> Work request:
Repeat the listing exactly. The images do not belong in the copy.

> Given information:
▬▬▬▬▬▬▬▬▬▬
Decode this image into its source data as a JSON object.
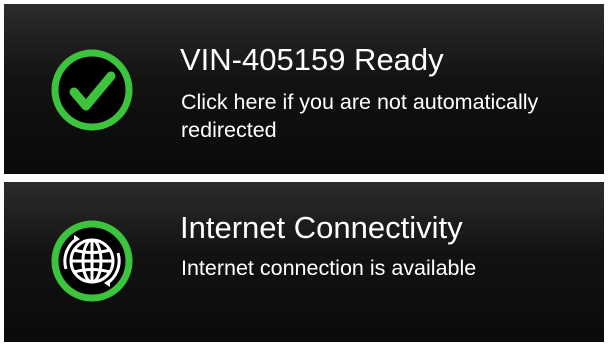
{
  "colors": {
    "accent_green": "#3cc43c",
    "panel_background": "#141414",
    "text": "#ffffff"
  },
  "notifications": [
    {
      "icon": "checkmark-circle-icon",
      "title": "VIN-405159 Ready",
      "subtitle": "Click here if you are not automatically redirected"
    },
    {
      "icon": "globe-icon",
      "title": "Internet Connectivity",
      "subtitle": "Internet connection is available"
    }
  ]
}
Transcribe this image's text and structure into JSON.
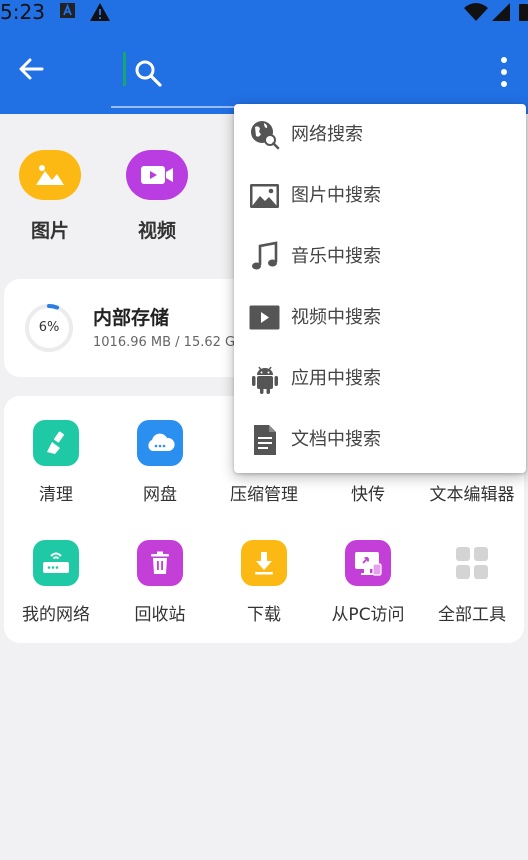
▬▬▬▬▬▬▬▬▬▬
> Task response:
Decode this image into its source data as a JSON object.
{
  "colors": {
    "accent_green": "#3cc43c",
    "panel_background": "#141414",
    "text": "#ffffff"
  },
  "notifications": [
    {
      "icon": "checkmark-circle-icon",
      "title": "VIN-405159 Ready",
      "subtitle": "Click here if you are not automatically redirected"
    },
    {
      "icon": "globe-icon",
      "title": "Internet Connectivity",
      "subtitle": "Internet connection is available"
    }
  ]
}
Transcribe this image's text and structure into JSON.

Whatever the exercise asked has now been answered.